Few people have mastered the art of giving advice better than Craig Martin. Tibbles is only one of a number of wealthy people willing to listen to him. A trustee of the Tate, he is also friends with its director, Nick Serota, Saatchi and Leslie Waddington, another influential collector. His judgement is widely respected, particularly when it comes to Hirst. "Craig Martin is incredibly influential, part of a network," says Tamara Chodzko, who curated one of Hirst's shows. "He made something happen at Goldsmiths'."
A few drinks at the Colony Club, high-profile patrons in need of some status, a media image, mystique, a whispering campaign led by your influential teacher - the ingredients for a successful artist are beginning to come clear. But how does one actually go about buying a Damien Hirst, and how much would it cost? I contacted White Cube, the gallery run by Jay Jopling in Duke Street, and the American woman I spoke to couldn't have been more helpful.
"There is an exhibition here in the middle of May," she said. "The show consists of one piece, a new steel and glass cabinet with surgical equipment inside. It will cost around £33,500."
But can I come to the exhibition and put a red sticker on it?
"The best thing to do is make an appointment with Jay beforehand and have a look at some transparencies. The piece isn't finished yet. We already have two people interested. If you don't get it, we can always let you know if something else comes up. There will shortly be a new series of `spot' paintings. The 20 x 30 ones will be £3,000 each."
Although it is generally first come first served at White Cube (whoever puts their reserve on first gets the piece) Jopling likes to sound out his buyers. There is a considerable secondary market for Hirst's work and understandably he doesn't want to see a piece being flogged at an art fair the next week for twice the price. (In the Eighties, when the secondary market was bigger, it was not unknown for buyers to use false names.) It's one good reason, perhaps, why there is so much secrecy.
"We try to find the best home for the work," Jopling says charitably.
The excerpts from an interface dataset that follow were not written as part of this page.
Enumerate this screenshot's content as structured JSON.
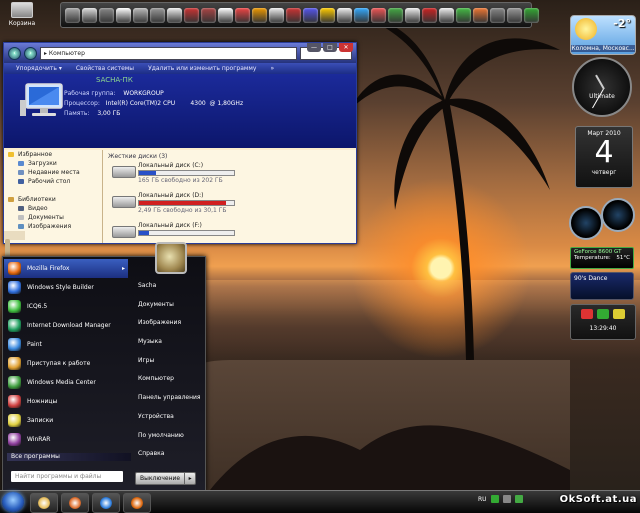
{
  "desktop": {
    "recycle_bin": "Корзина"
  },
  "explorer": {
    "address": "Компьютер",
    "commands": [
      "Упорядочить ▾",
      "Свойства системы",
      "Удалить или изменить программу",
      "»"
    ],
    "computer_name": "SACHA-ПК",
    "workgroup_label": "Рабочая группа:",
    "workgroup_value": "WORKGROUP",
    "cpu_label": "Процессор:",
    "cpu_value": "Intel(R) Core(TM)2 CPU        4300  @ 1,80GHz",
    "ram_label": "Память:",
    "ram_value": "3,00 ГБ",
    "nav": [
      {
        "label": "Избранное",
        "indent": false,
        "color": "#f0c030"
      },
      {
        "label": "Загрузки",
        "indent": true,
        "color": "#5a8ad0"
      },
      {
        "label": "Недавние места",
        "indent": true,
        "color": "#7090c0"
      },
      {
        "label": "Рабочий стол",
        "indent": true,
        "color": "#4060a0"
      },
      {
        "label": "",
        "indent": false,
        "color": "transparent"
      },
      {
        "label": "Библиотеки",
        "indent": false,
        "color": "#d0a040"
      },
      {
        "label": "Видео",
        "indent": true,
        "color": "#506080"
      },
      {
        "label": "Документы",
        "indent": true,
        "color": "#c0c0c0"
      },
      {
        "label": "Изображения",
        "indent": true,
        "color": "#6090c0"
      }
    ],
    "group_header": "Жесткие диски (3)",
    "drives": [
      {
        "name": "Локальный диск (C:)",
        "free": "165 ГБ свободно из 202 ГБ",
        "used_fraction": 0.18,
        "bar_color": "#2850c8"
      },
      {
        "name": "Локальный диск (D:)",
        "free": "2,49 ГБ свободно из 30,1 ГБ",
        "used_fraction": 0.92,
        "bar_color": "#d02020"
      },
      {
        "name": "Локальный диск (F:)",
        "free": "",
        "used_fraction": 0.1,
        "bar_color": "#2850c8"
      }
    ]
  },
  "start_menu": {
    "programs": [
      {
        "label": "Mozilla Firefox",
        "color": "#e86a10",
        "arrow": "▸",
        "selected": true
      },
      {
        "label": "Windows Style Builder",
        "color": "#3070e0",
        "arrow": "",
        "selected": false
      },
      {
        "label": "ICQ6.5",
        "color": "#40c040",
        "arrow": "",
        "selected": false
      },
      {
        "label": "Internet Download Manager",
        "color": "#20a060",
        "arrow": "",
        "selected": false
      },
      {
        "label": "Paint",
        "color": "#3a8ae0",
        "arrow": "",
        "selected": false
      },
      {
        "label": "Приступая к работе",
        "color": "#e0a030",
        "arrow": "",
        "selected": false
      },
      {
        "label": "Windows Media Center",
        "color": "#40a040",
        "arrow": "",
        "selected": false
      },
      {
        "label": "Ножницы",
        "color": "#d04040",
        "arrow": "",
        "selected": false
      },
      {
        "label": "Записки",
        "color": "#e0d040",
        "arrow": "",
        "selected": false
      },
      {
        "label": "WinRAR",
        "color": "#9040a0",
        "arrow": "",
        "selected": false
      }
    ],
    "all_programs": "Все программы",
    "search_placeholder": "Найти программы и файлы",
    "places": [
      "Sacha",
      "Документы",
      "Изображения",
      "Музыка",
      "Игры",
      "Компьютер",
      "Панель управления",
      "Устройства",
      "По умолчанию",
      "Справка"
    ],
    "shutdown_label": "Выключение",
    "shutdown_arrow": "▸"
  },
  "taskbar": {
    "items": [
      {
        "name": "explorer",
        "color": "#e8c060"
      },
      {
        "name": "media-player",
        "color": "#e07030"
      },
      {
        "name": "internet-explorer",
        "color": "#3080e0"
      },
      {
        "name": "firefox",
        "color": "#e06a10"
      }
    ],
    "language": "RU",
    "watermark": "OkSoft.at.ua"
  },
  "gadgets": {
    "weather_temp": "-2°",
    "weather_city": "Коломна, Московс...",
    "clock_label": "Ultimate",
    "calendar_month": "Март 2010",
    "calendar_day": "4",
    "calendar_weekday": "четверг",
    "gpu_title": "GeForce 8600 GT",
    "gpu_temp_label": "Temperature:",
    "gpu_temp_value": "51°C",
    "radio_station": "90's Dance",
    "time": "13:29:40"
  },
  "dock_icons": [
    "#aaa",
    "#ddd",
    "#888",
    "#fff",
    "#bbb",
    "#999",
    "#eee",
    "#c33",
    "#a44",
    "#fff",
    "#e44",
    "#e90",
    "#eee",
    "#c33",
    "#55e",
    "#fc0",
    "#eee",
    "#3af",
    "#e55",
    "#4a4",
    "#eee",
    "#c22",
    "#eee",
    "#4b4",
    "#e73",
    "#888",
    "#999",
    "#3a3"
  ]
}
In other words, serious collectors and institutions like the Hirshorn in Washington, the Museum of Contemporary Art in Los Angeles and London's Tate - all of which have bought Hirst's work recently.
And then, of course, there's Saatchi, an institution himself. Without his patronage, young contemporary artists in Britain face an uphill struggle. For those whose work he does collect, usually in bulk, the worry is what happens when he decides to sell. "The power he wields is quite dangerous," says Moynihan.
The value of Hirst's work in particular would go into freefall if Saatchi woke up one morning and changed his tastes. Hirst must be praying that lamb stays on the menu. !